:: Task directions ::
Copy each line of the material below that includes the string "chevron".

:: Given entries ::

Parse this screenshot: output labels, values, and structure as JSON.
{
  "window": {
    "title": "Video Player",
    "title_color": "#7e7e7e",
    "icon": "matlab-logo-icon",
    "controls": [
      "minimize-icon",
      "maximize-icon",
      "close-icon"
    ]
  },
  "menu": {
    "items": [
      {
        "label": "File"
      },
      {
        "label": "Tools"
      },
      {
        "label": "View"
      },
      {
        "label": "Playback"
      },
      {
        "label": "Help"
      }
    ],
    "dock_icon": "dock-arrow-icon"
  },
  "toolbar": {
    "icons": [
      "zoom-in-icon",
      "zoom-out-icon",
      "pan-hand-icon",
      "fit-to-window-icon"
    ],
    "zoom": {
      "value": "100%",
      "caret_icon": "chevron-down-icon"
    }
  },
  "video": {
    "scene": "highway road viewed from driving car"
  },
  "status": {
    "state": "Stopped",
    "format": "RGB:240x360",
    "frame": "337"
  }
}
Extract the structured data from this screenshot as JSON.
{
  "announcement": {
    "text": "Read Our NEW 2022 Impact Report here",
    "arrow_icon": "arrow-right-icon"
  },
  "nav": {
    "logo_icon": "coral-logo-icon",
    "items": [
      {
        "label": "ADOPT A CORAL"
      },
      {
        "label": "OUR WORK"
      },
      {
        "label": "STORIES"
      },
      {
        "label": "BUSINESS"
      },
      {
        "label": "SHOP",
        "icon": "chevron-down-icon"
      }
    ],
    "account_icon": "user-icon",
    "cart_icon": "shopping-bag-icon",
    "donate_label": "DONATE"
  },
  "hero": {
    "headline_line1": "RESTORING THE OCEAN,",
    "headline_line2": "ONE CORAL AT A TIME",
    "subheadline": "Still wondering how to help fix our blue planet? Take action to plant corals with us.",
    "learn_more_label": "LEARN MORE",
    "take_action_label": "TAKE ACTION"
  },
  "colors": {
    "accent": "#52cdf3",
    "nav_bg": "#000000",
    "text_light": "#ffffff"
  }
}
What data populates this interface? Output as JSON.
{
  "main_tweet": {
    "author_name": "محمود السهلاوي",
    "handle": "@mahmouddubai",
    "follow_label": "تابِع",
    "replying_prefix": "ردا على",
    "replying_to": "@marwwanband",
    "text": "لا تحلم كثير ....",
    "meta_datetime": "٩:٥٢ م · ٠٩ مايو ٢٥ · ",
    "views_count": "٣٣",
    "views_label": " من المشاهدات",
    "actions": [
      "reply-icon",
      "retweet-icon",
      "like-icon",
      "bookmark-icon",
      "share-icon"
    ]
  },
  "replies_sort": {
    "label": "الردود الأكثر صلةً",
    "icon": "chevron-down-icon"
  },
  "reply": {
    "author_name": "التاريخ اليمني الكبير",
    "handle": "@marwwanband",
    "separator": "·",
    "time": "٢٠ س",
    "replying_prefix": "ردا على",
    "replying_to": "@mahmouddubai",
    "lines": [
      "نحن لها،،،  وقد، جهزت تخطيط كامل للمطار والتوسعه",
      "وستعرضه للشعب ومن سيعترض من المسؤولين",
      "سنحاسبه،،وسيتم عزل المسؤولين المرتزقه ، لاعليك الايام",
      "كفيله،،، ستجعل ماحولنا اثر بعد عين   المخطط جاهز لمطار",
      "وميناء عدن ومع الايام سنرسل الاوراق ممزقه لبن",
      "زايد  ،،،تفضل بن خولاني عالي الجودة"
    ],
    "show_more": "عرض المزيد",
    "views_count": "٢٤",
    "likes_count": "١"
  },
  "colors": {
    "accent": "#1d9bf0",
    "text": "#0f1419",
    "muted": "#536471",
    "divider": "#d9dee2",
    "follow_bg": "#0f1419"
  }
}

:: Final answer ::
      "caret_icon": "chevron-down-icon"
        "icon": "chevron-down-icon"
    "icon": "chevron-down-icon"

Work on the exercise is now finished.